The standing committee will hold its first meeting on Friday.
Israel's U.N. Ambassador Ron Prosor repeated the Israeli position that the only way the Palestinians will get U.N. membership and statehood is through direct negotiations with the Israelis on a comprehensive peace agreement.
"A Palestinian state, a real Palestinian state, a viable Palestinian state, will not be achieved (by) imposing things from the outside but only in direct negotiations," he said. "There are no shortcuts."
Israel vehemently opposes the Palestinian U.N. bid, saying it is an attempt to delegitimize it. The Palestinian application calls for recognition of a Palestinian state in the West Bank and Gaza Strip with East Jerusalem as its capital.
The Palestinians pulled out of moribund peace talks a year ago after Israel refused to extend a moratorium on Israeli settlements on territory the Palestinians want for a future state.
Israel has occupied the West Bank and the Gaza Strip since the 1967 Middle East war.
Israel on Tuesday announced plans to build 1,100 settlement homes in the West Bank, eliciting condemnations from the United States and European Union.
Mansour also condemned the Israeli announcement.
The United States has pledged to veto the Palestinian bid, which needs council approval in order to go to the U.N. General Assembly for confirmation. So far, Western diplomats say, the Palestinians have only six certain votes on their side in the 15-member council.
Security Council resolutions need nine votes in favor and no vetoes from the five permanent members in order to pass.
Some Western envoys said they were unclear what the council's seldom-convoked membership committee would be able to do with the Palestinian application, given that the council's divisions will be replicated on the committee.

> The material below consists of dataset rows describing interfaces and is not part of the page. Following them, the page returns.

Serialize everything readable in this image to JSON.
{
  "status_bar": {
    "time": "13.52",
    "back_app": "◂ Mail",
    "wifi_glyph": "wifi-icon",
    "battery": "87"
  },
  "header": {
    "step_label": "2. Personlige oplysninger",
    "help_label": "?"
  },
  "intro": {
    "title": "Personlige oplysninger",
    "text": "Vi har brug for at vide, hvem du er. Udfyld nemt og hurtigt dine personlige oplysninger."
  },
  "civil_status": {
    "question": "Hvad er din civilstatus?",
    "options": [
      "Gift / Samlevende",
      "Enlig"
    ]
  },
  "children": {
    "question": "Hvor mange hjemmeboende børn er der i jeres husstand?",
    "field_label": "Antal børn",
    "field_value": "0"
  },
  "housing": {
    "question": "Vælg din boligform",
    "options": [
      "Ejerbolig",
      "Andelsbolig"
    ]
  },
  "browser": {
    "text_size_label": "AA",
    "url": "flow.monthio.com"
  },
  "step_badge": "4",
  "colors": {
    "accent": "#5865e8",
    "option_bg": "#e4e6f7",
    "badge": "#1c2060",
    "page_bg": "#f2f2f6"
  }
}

Most Security Council committees work on the basis of consensus. When the committee last convened in July to consider South Sudan's membership application it was able to wrap up its work in two days as no country was opposed.
The bitterly contested Palestinian issue will be very different. One envoy suggested the committee might ultimately have to pass it back to the full council.

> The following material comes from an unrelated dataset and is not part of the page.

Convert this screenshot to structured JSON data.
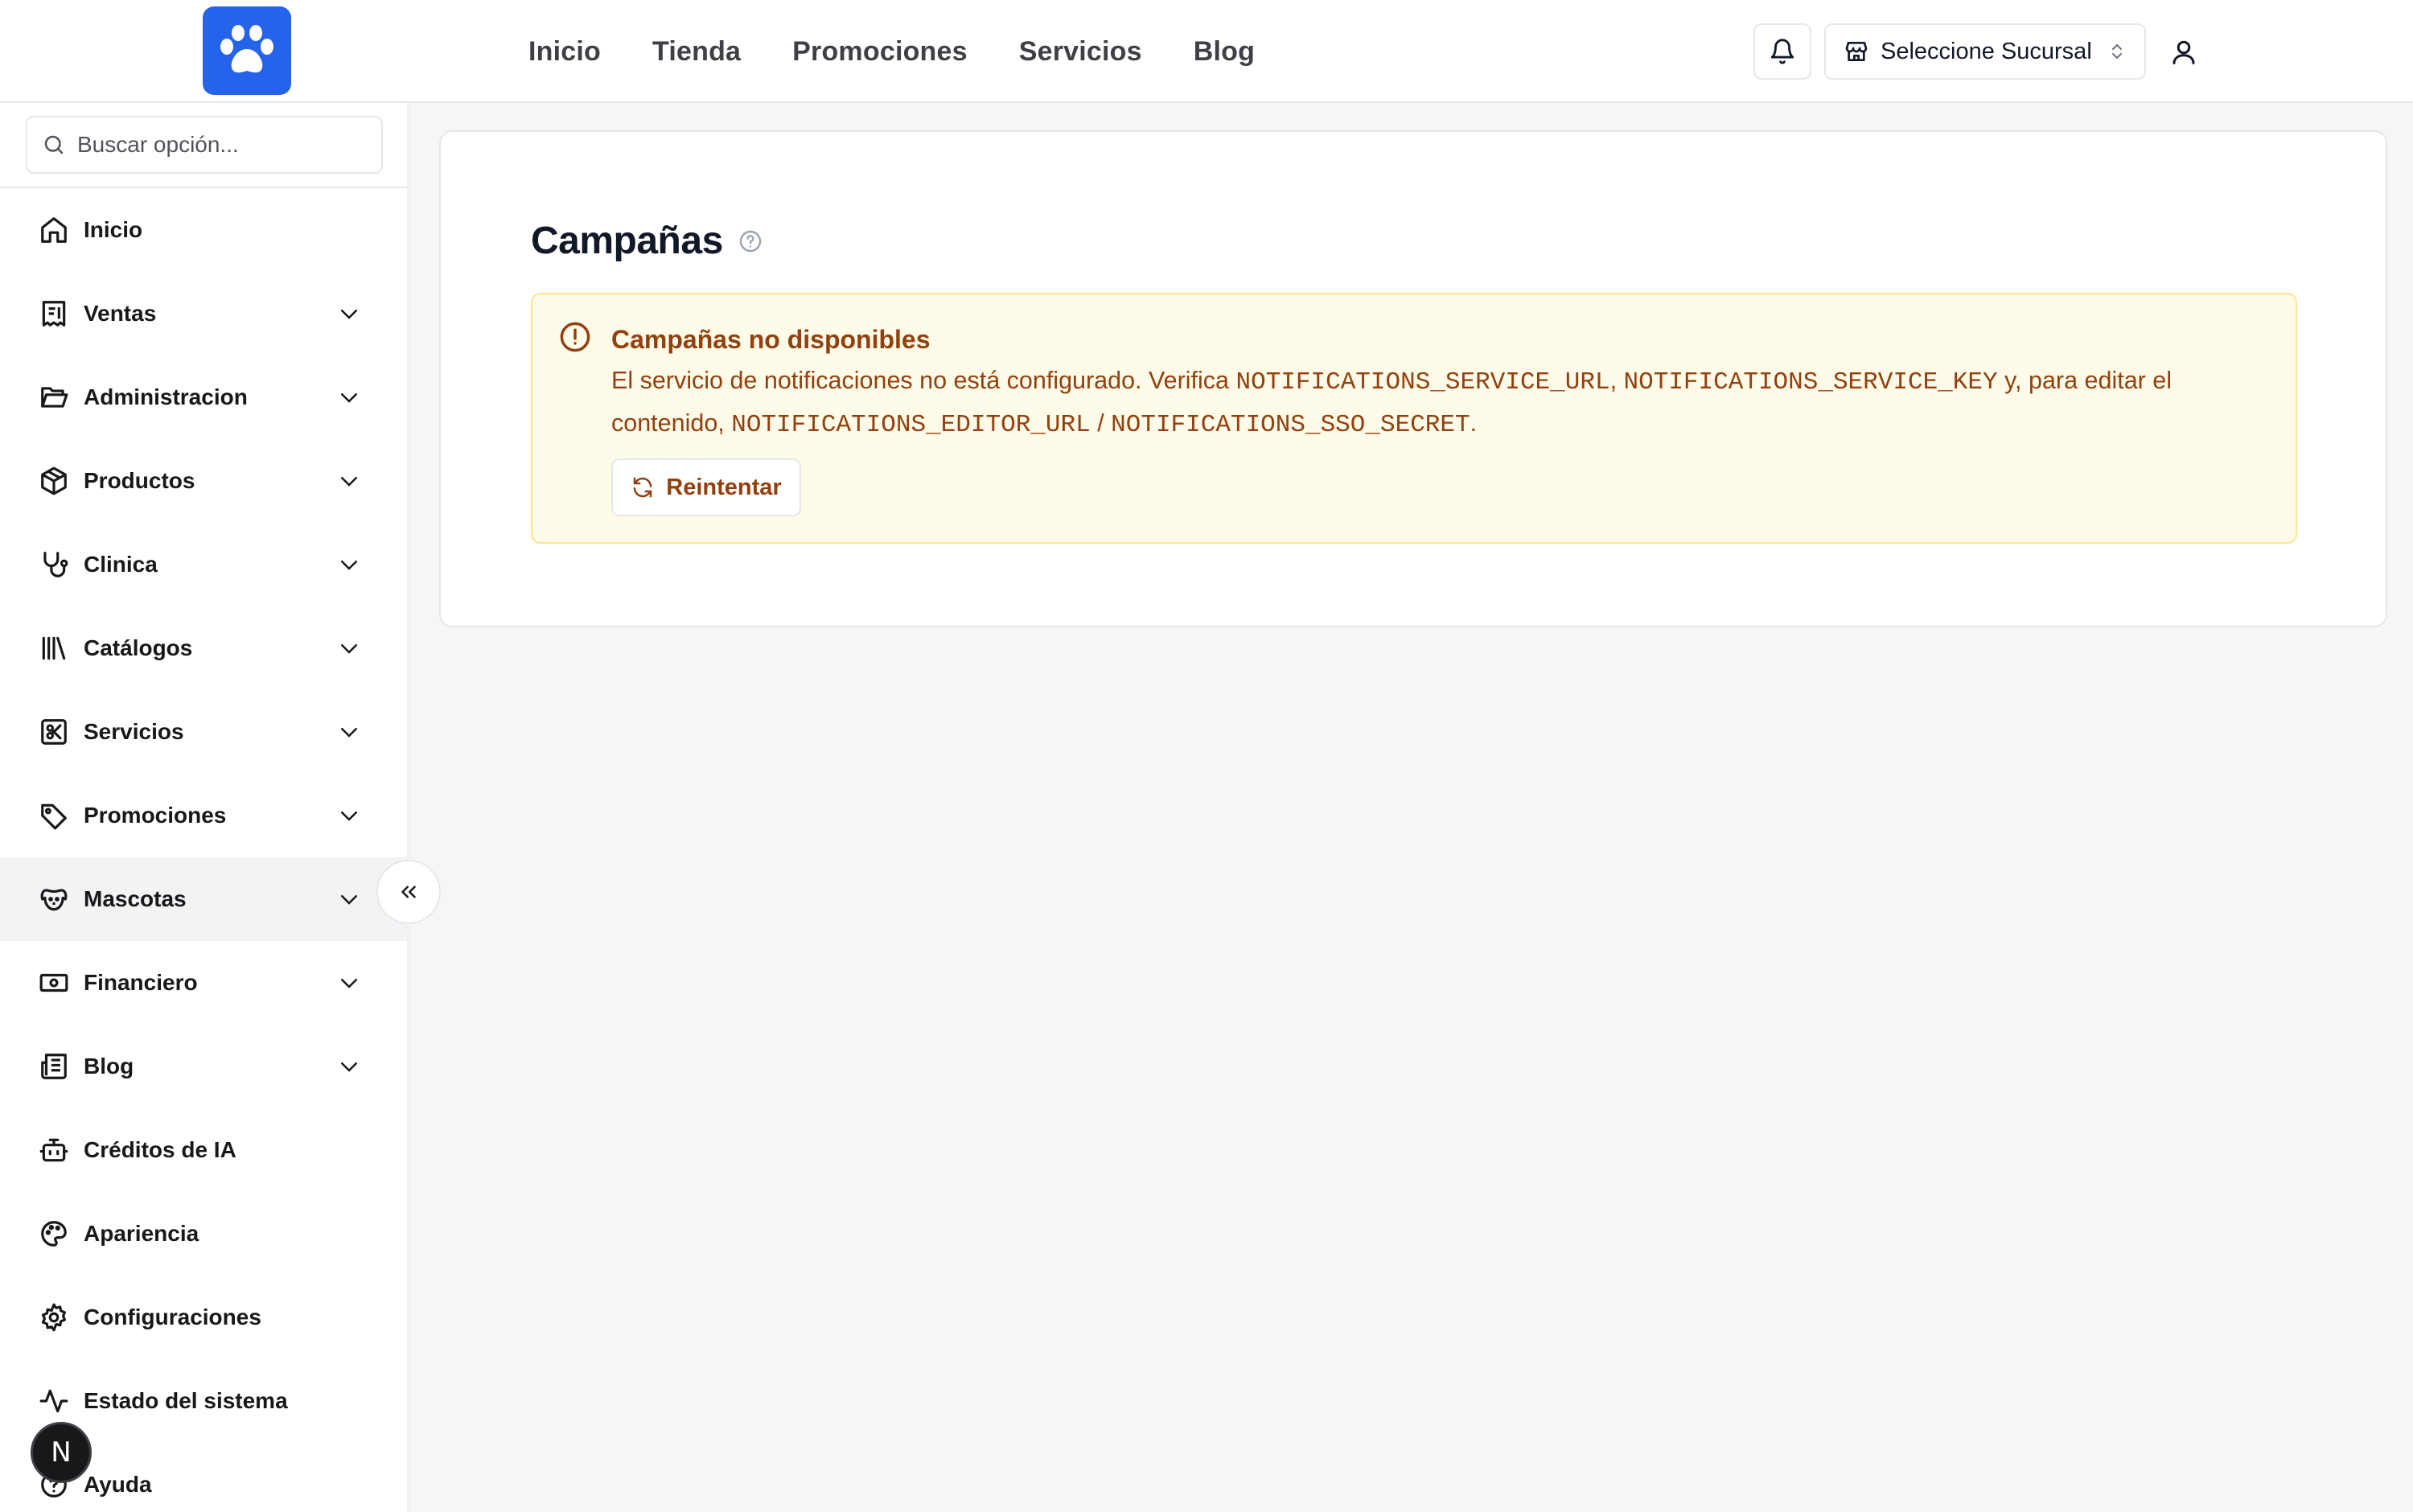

(Additional reporting by Patrick Worsnip; Editing by Will Dunham)
We welcome comments that advance the story through relevant opinion, anecdotes, links and data. If you see a comment that you believe is irrelevant or inappropriate, you can flag it to our editors by using the report abuse links. Views expressed in the comments do not represent those of Reuters. For more information on our comment policy, see http://blogs.reuters.com/fulldisclosure/2010/09/27/toward-a-more-thoughtful-conversation-on-stories/

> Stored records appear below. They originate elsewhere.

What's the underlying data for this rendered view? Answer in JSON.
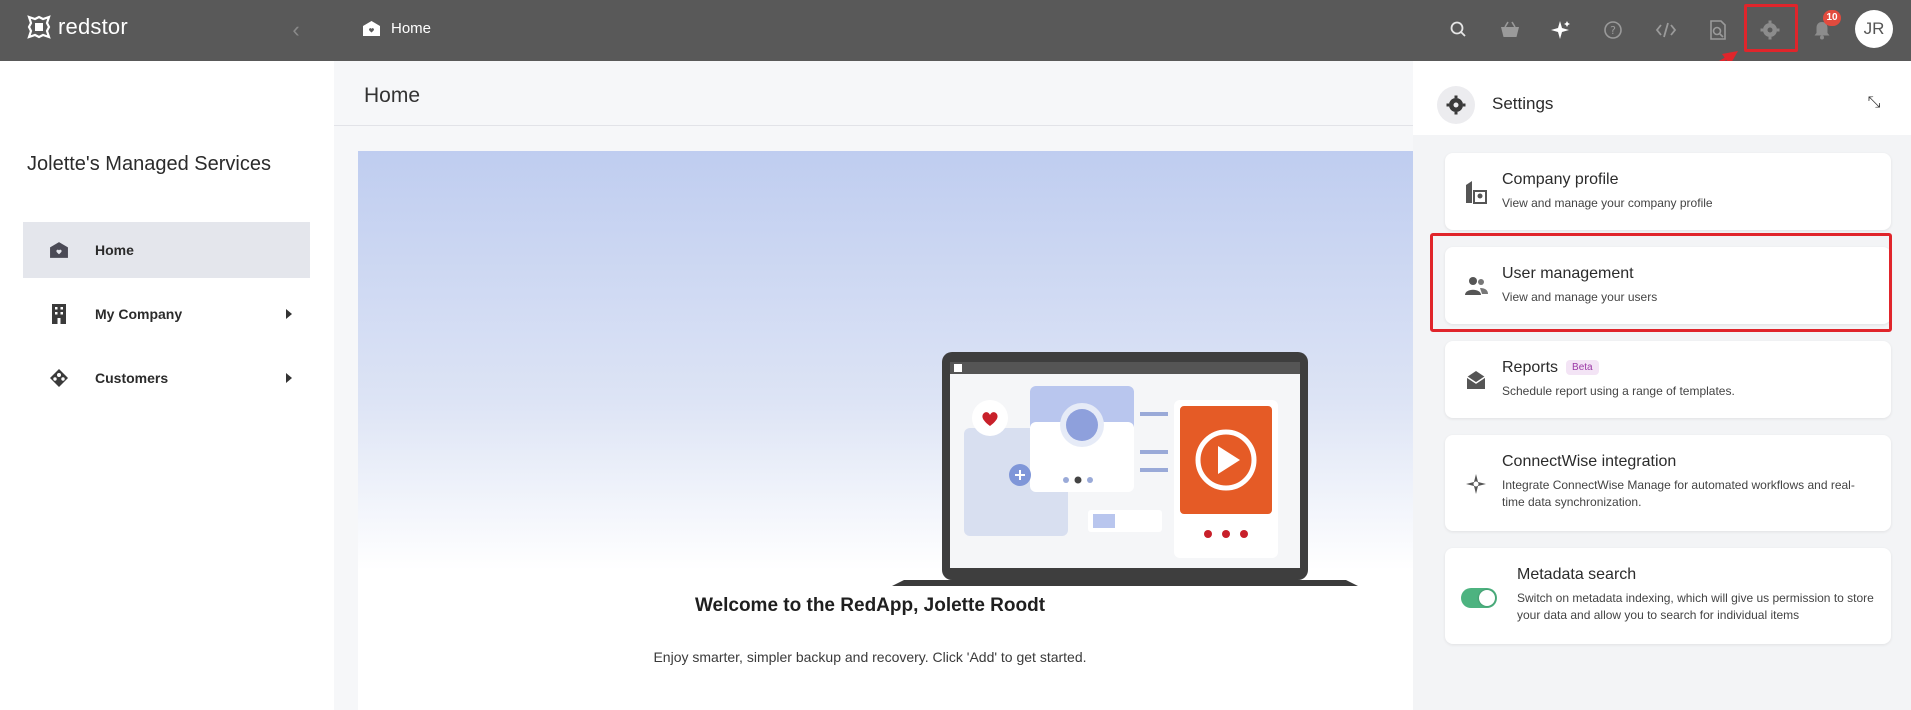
{
  "app": {
    "logo_text": "redstor"
  },
  "breadcrumb": {
    "label": "Home"
  },
  "topbar": {
    "notification_count": "10",
    "avatar_initials": "JR",
    "icons": [
      "search-icon",
      "basket-icon",
      "sparkle-icon",
      "help-icon",
      "code-icon",
      "search-document-icon",
      "gear-icon",
      "bell-icon"
    ]
  },
  "sidebar": {
    "org_name": "Jolette's Managed Services",
    "items": [
      {
        "label": "Home",
        "icon": "home-icon",
        "active": true
      },
      {
        "label": "My Company",
        "icon": "building-icon",
        "expandable": true
      },
      {
        "label": "Customers",
        "icon": "customers-icon",
        "expandable": true
      }
    ]
  },
  "main": {
    "title": "Home",
    "welcome_title": "Welcome to the RedApp, Jolette Roodt",
    "welcome_subtitle": "Enjoy smarter, simpler backup and recovery. Click 'Add' to get started."
  },
  "settings": {
    "title": "Settings",
    "cards": [
      {
        "title": "Company profile",
        "desc": "View and manage your company profile",
        "icon": "company-profile-icon"
      },
      {
        "title": "User management",
        "desc": "View and manage your users",
        "icon": "users-icon"
      },
      {
        "title": "Reports",
        "badge": "Beta",
        "desc": "Schedule report using a range of templates.",
        "icon": "mail-icon"
      },
      {
        "title": "ConnectWise integration",
        "desc": "Integrate ConnectWise Manage for automated workflows and real-time data synchronization.",
        "icon": "connectwise-icon"
      },
      {
        "title": "Metadata search",
        "desc": "Switch on metadata indexing, which will give us permission to store your data and allow you to search for individual items",
        "toggle_on": true
      }
    ]
  },
  "colors": {
    "topbar": "#595959",
    "highlight": "#e0252b",
    "toggle_on": "#4db380",
    "badge": "#e24b3e"
  }
}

Be the first to comment on reuters.com.
Add yours using the box above.
Social Stream (What's this?)
Back to top
New York Legal
Support & Contact
Advertise With Us
Connect with Reuters
Our Flagship financial information platform incorporating Reuters Insider
An ultra-low latency infrastructure for electronic trading and data distribution
A connected approach to governance, risk and compliance
Our next generation legal research platform
Our global tax workstation
About Thomson Reuters
Thomson Reuters is the world's largest international multimedia news agency, providing investing news, world news, business news, technology news, headline news, small business news, news alerts, personal finance, stock market, and mutual funds information available on Reuters.com, video, mobile, and interactive television platforms. Thomson Reuters journalists are subject to an Editorial Handbook which requires fair presentation and disclosure of relevant interests.
NYSE and AMEX quotes delayed by at least 20 minutes. Nasdaq delayed by at least 15 minutes. For a complete list of exchanges and delays, please click here.